Spectral libraries have a fundamental role in the development of interpretation methods for airborne and satellite-borne remote sensing data. This paper presents to-date the largest spectral measurement campaign of boreal tree species. Reflectance and transmittance spectra of over 600 leaf and needle samples from 25 species were measured in the Helsinki area (Finland) using integrating sphere systems attached to an ASD FieldSpec 4 spectroradiometer. Factors influencing the spectra and red edge inflection point (REIP) were quantified using one-way analysis of variance. Tree species differed most in the shortwave-infrared (1500–2500 nm) and least in the visible (400–700 nm) wavelength region. Species belonging to same genera showed similar spectral characteristics. Upper (adaxial) and lower (abaxial) leaf sides differed most in the visible region. Canopy position (sunlit/shaded) had a minor role in explaining spectral variation. For evergreen conifers, current and previous year needles differed in their spectra, current-year needles resembling those of broadleaved and deciduous conifers.
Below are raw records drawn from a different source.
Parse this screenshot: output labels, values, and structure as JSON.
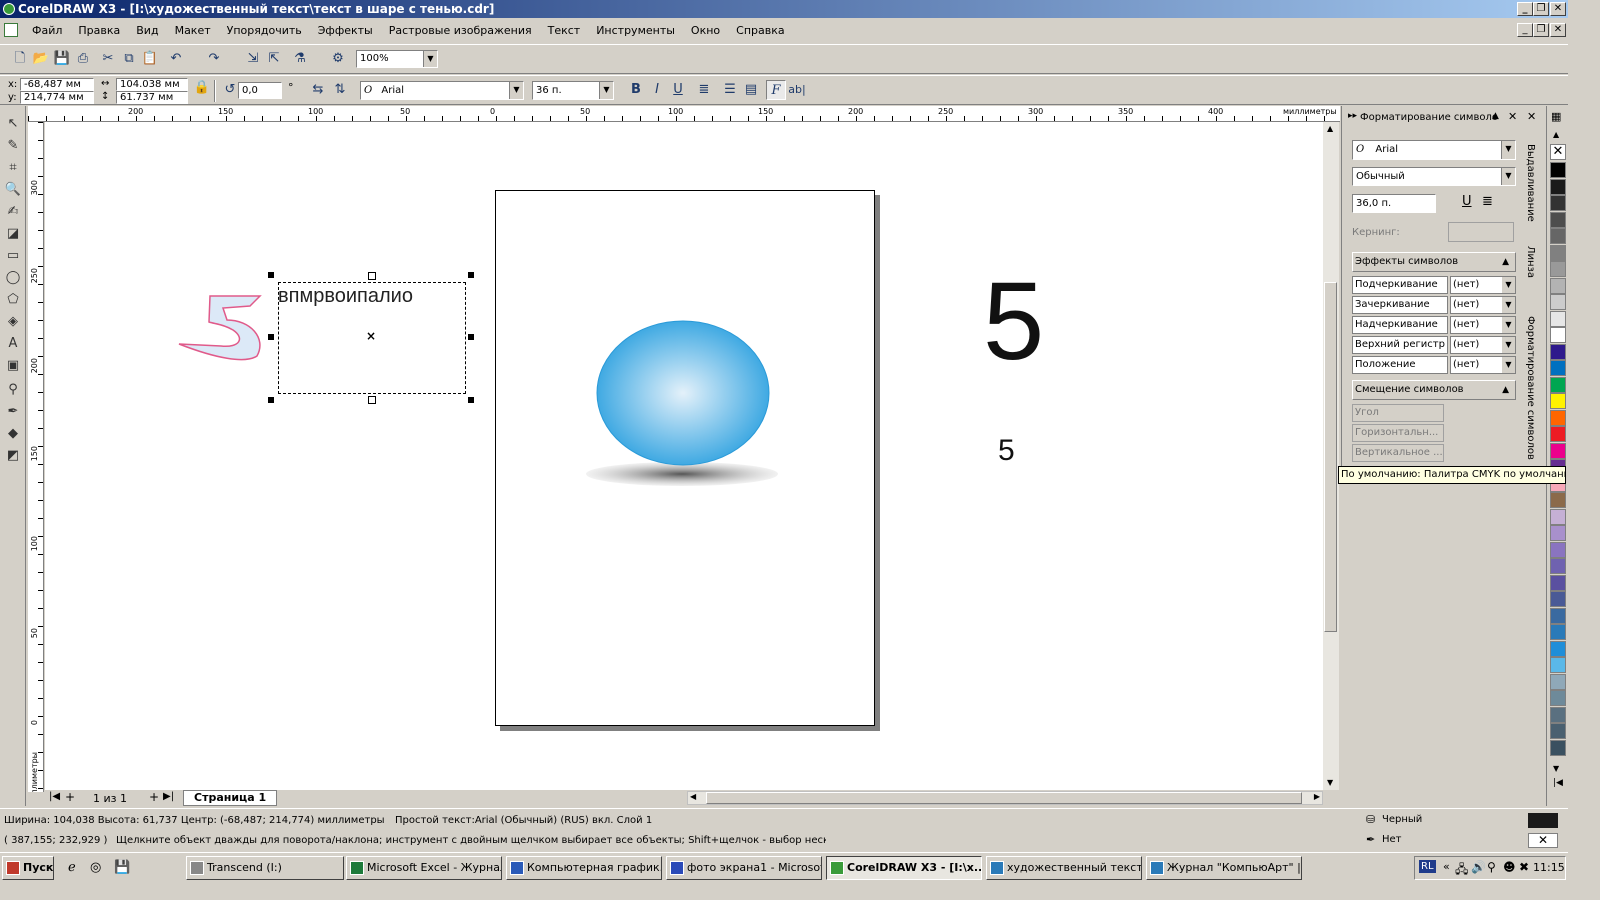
{
  "title": "CorelDRAW X3 - [I:\\художественный текст\\текст в шаре с тенью.cdr]",
  "menu": [
    "Файл",
    "Правка",
    "Вид",
    "Макет",
    "Упорядочить",
    "Эффекты",
    "Растровые изображения",
    "Текст",
    "Инструменты",
    "Окно",
    "Справка"
  ],
  "zoom": "100%",
  "prop": {
    "x": "-68,487 мм",
    "y": "214,774 мм",
    "w": "104.038 мм",
    "h": "61.737 мм",
    "angle": "0,0",
    "font": "Arial",
    "size": "36 п."
  },
  "ruler": {
    "units": "миллиметры",
    "h": [
      "200",
      "150",
      "100",
      "50",
      "0",
      "50",
      "100",
      "150",
      "200",
      "250",
      "300",
      "350",
      "400"
    ],
    "v": [
      "300",
      "250",
      "200",
      "150",
      "100",
      "50",
      "0"
    ]
  },
  "canvas": {
    "text": "впмрвоипалио",
    "big5": "5",
    "small5": "5"
  },
  "pagenav": {
    "count": "1 из 1",
    "tab": "Страница 1"
  },
  "panel": {
    "title": "Форматирование символо",
    "font": "Arial",
    "style": "Обычный",
    "size": "36,0 п.",
    "kerning": "Кернинг:",
    "effects_title": "Эффекты символов",
    "effects": [
      {
        "label": "Подчеркивание",
        "value": "(нет)"
      },
      {
        "label": "Зачеркивание",
        "value": "(нет)"
      },
      {
        "label": "Надчеркивание",
        "value": "(нет)"
      },
      {
        "label": "Верхний регистр",
        "value": "(нет)"
      },
      {
        "label": "Положение",
        "value": "(нет)"
      }
    ],
    "shift_title": "Смещение символов",
    "shift": [
      "Угол",
      "Горизонтальн...",
      "Вертикальное ..."
    ]
  },
  "side_tabs": [
    "Выдавливание",
    "Линза",
    "Форматирование символов"
  ],
  "tooltip": "По умолчанию: Палитра CMYK по умолчанию",
  "palette": [
    "#000000",
    "#1a1a1a",
    "#333333",
    "#4d4d4d",
    "#666666",
    "#808080",
    "#999999",
    "#b3b3b3",
    "#cccccc",
    "#e6e6e6",
    "#ffffff",
    "#2e1a8c",
    "#0070c0",
    "#00a651",
    "#fff200",
    "#ff6600",
    "#ed1c24",
    "#ec008c",
    "#662d91",
    "#f7a8b8",
    "#8b6a4a",
    "#c5b0d5",
    "#a890cc",
    "#8a74c0",
    "#6f62b0",
    "#5a50a0",
    "#4a5a96",
    "#3a6aa0",
    "#2a7ab8",
    "#1f8ed8",
    "#5ab8e8",
    "#8fa8b8",
    "#6e8a9a",
    "#5a7080",
    "#4a6070",
    "#3a5060"
  ],
  "status": {
    "line1": "Ширина: 104,038  Высота: 61,737  Центр: (-68,487; 214,774)  миллиметры",
    "line1b": "Простой текст:Arial (Обычный) (RUS) вкл. Слой 1",
    "line2a": "( 387,155; 232,929 )",
    "line2b": "Щелкните объект дважды для поворота/наклона; инструмент с двойным щелчком выбирает все объекты; Shift+щелчок - выбор нескол...",
    "fill": "Черный",
    "outline": "Нет"
  },
  "taskbar": {
    "start": "Пуск",
    "tasks": [
      "Transcend (I:)",
      "Microsoft Excel - Журнал",
      "Компьютерная график...",
      "фото экрана1 - Microsof...",
      "CorelDRAW X3 - [I:\\х...",
      "художественный текст...",
      "Журнал \"КомпьюАрт\" | ..."
    ],
    "lang": "RL",
    "time": "11:15"
  }
}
Two broadleaved species were monitored throughout the growing season (May–October), and two conifers were measured twice during summer (June, September). Rapid changes were observed in the spectra in early spring and late autumn, whereas seasonal variations during summer months were relatively small for both broadleaved and coniferous species. Based on our results, shortwave-infrared seems promising in separating tree species, although it is to-date least studied. The spectral library reported here (Version 1.0) is publicly available through the SPECCHIO Spectral Information System.